[Dataset rows for apps and sites]
+++
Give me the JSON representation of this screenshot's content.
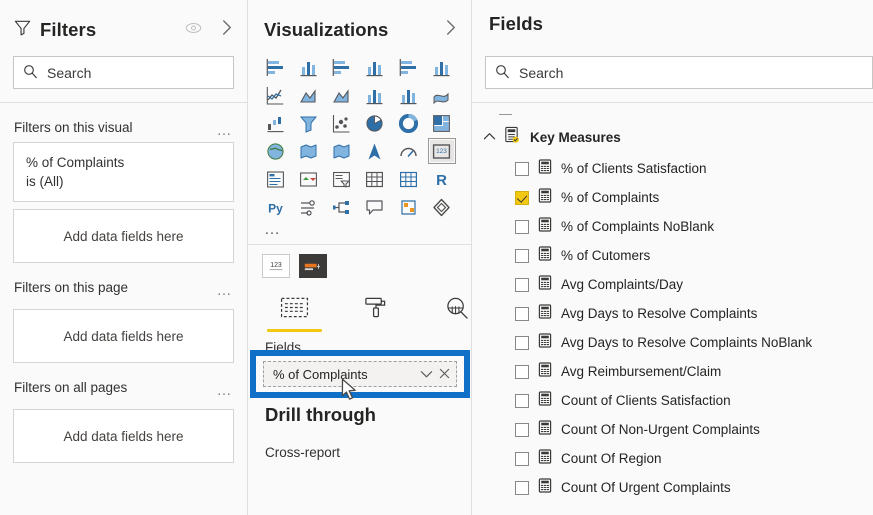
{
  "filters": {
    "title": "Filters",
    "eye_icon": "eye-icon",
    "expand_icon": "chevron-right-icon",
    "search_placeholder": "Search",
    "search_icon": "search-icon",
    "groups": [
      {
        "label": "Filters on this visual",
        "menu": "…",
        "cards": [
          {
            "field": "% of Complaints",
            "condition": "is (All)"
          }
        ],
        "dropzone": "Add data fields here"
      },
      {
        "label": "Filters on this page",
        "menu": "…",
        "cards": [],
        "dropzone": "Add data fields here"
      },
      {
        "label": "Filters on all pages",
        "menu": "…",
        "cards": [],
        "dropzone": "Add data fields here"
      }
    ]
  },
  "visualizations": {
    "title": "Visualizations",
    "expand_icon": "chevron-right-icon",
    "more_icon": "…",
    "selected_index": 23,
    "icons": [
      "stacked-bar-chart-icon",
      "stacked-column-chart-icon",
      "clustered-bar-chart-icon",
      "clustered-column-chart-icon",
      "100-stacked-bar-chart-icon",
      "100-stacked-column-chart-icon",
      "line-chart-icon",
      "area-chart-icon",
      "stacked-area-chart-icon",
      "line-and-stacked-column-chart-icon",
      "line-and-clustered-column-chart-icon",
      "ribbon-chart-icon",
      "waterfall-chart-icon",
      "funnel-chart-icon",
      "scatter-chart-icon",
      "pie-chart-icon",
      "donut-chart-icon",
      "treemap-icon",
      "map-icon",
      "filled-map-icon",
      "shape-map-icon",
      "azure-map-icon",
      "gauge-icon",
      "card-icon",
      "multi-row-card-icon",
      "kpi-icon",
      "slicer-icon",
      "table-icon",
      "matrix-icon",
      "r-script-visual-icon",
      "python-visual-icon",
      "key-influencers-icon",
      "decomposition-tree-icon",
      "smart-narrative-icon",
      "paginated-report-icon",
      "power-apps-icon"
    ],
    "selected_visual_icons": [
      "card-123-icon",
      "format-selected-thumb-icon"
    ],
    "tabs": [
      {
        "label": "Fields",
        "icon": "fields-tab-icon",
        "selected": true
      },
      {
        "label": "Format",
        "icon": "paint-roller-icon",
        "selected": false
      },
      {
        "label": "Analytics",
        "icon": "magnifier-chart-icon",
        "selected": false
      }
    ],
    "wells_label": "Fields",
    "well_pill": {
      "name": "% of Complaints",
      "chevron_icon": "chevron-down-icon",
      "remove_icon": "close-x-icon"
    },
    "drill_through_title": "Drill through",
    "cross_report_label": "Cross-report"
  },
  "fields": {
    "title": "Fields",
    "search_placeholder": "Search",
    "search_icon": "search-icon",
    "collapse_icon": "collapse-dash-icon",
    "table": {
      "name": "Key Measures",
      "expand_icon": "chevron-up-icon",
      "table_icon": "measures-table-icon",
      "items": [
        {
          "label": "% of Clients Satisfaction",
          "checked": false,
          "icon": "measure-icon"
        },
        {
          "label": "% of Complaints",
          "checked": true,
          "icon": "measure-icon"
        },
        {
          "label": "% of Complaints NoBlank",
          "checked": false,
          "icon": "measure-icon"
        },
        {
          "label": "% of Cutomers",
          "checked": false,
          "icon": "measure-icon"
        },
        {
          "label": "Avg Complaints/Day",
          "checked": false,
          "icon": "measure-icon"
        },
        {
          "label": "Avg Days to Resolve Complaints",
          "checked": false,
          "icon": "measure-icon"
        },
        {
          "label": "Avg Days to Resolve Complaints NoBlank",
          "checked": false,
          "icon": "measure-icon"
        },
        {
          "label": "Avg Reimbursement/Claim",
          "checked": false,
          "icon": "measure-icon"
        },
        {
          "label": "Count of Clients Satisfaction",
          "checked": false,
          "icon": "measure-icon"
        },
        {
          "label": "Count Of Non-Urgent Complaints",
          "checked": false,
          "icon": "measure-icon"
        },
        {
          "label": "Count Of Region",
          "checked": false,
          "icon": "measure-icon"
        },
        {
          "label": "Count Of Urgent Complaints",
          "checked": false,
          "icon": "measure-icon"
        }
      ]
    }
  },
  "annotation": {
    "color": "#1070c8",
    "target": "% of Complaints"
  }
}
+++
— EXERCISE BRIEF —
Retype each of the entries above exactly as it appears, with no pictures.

— SOLUTION TO THIS PROBLEM —
Give me the JSON representation of this screenshot's content.
{
  "filters": {
    "title": "Filters",
    "eye_icon": "eye-icon",
    "expand_icon": "chevron-right-icon",
    "search_placeholder": "Search",
    "search_icon": "search-icon",
    "groups": [
      {
        "label": "Filters on this visual",
        "menu": "…",
        "cards": [
          {
            "field": "% of Complaints",
            "condition": "is (All)"
          }
        ],
        "dropzone": "Add data fields here"
      },
      {
        "label": "Filters on this page",
        "menu": "…",
        "cards": [],
        "dropzone": "Add data fields here"
      },
      {
        "label": "Filters on all pages",
        "menu": "…",
        "cards": [],
        "dropzone": "Add data fields here"
      }
    ]
  },
  "visualizations": {
    "title": "Visualizations",
    "expand_icon": "chevron-right-icon",
    "more_icon": "…",
    "selected_index": 23,
    "icons": [
      "stacked-bar-chart-icon",
      "stacked-column-chart-icon",
      "clustered-bar-chart-icon",
      "clustered-column-chart-icon",
      "100-stacked-bar-chart-icon",
      "100-stacked-column-chart-icon",
      "line-chart-icon",
      "area-chart-icon",
      "stacked-area-chart-icon",
      "line-and-stacked-column-chart-icon",
      "line-and-clustered-column-chart-icon",
      "ribbon-chart-icon",
      "waterfall-chart-icon",
      "funnel-chart-icon",
      "scatter-chart-icon",
      "pie-chart-icon",
      "donut-chart-icon",
      "treemap-icon",
      "map-icon",
      "filled-map-icon",
      "shape-map-icon",
      "azure-map-icon",
      "gauge-icon",
      "card-icon",
      "multi-row-card-icon",
      "kpi-icon",
      "slicer-icon",
      "table-icon",
      "matrix-icon",
      "r-script-visual-icon",
      "python-visual-icon",
      "key-influencers-icon",
      "decomposition-tree-icon",
      "smart-narrative-icon",
      "paginated-report-icon",
      "power-apps-icon"
    ],
    "selected_visual_icons": [
      "card-123-icon",
      "format-selected-thumb-icon"
    ],
    "tabs": [
      {
        "label": "Fields",
        "icon": "fields-tab-icon",
        "selected": true
      },
      {
        "label": "Format",
        "icon": "paint-roller-icon",
        "selected": false
      },
      {
        "label": "Analytics",
        "icon": "magnifier-chart-icon",
        "selected": false
      }
    ],
    "wells_label": "Fields",
    "well_pill": {
      "name": "% of Complaints",
      "chevron_icon": "chevron-down-icon",
      "remove_icon": "close-x-icon"
    },
    "drill_through_title": "Drill through",
    "cross_report_label": "Cross-report"
  },
  "fields": {
    "title": "Fields",
    "search_placeholder": "Search",
    "search_icon": "search-icon",
    "collapse_icon": "collapse-dash-icon",
    "table": {
      "name": "Key Measures",
      "expand_icon": "chevron-up-icon",
      "table_icon": "measures-table-icon",
      "items": [
        {
          "label": "% of Clients Satisfaction",
          "checked": false,
          "icon": "measure-icon"
        },
        {
          "label": "% of Complaints",
          "checked": true,
          "icon": "measure-icon"
        },
        {
          "label": "% of Complaints NoBlank",
          "checked": false,
          "icon": "measure-icon"
        },
        {
          "label": "% of Cutomers",
          "checked": false,
          "icon": "measure-icon"
        },
        {
          "label": "Avg Complaints/Day",
          "checked": false,
          "icon": "measure-icon"
        },
        {
          "label": "Avg Days to Resolve Complaints",
          "checked": false,
          "icon": "measure-icon"
        },
        {
          "label": "Avg Days to Resolve Complaints NoBlank",
          "checked": false,
          "icon": "measure-icon"
        },
        {
          "label": "Avg Reimbursement/Claim",
          "checked": false,
          "icon": "measure-icon"
        },
        {
          "label": "Count of Clients Satisfaction",
          "checked": false,
          "icon": "measure-icon"
        },
        {
          "label": "Count Of Non-Urgent Complaints",
          "checked": false,
          "icon": "measure-icon"
        },
        {
          "label": "Count Of Region",
          "checked": false,
          "icon": "measure-icon"
        },
        {
          "label": "Count Of Urgent Complaints",
          "checked": false,
          "icon": "measure-icon"
        }
      ]
    }
  },
  "annotation": {
    "color": "#1070c8",
    "target": "% of Complaints"
  }
}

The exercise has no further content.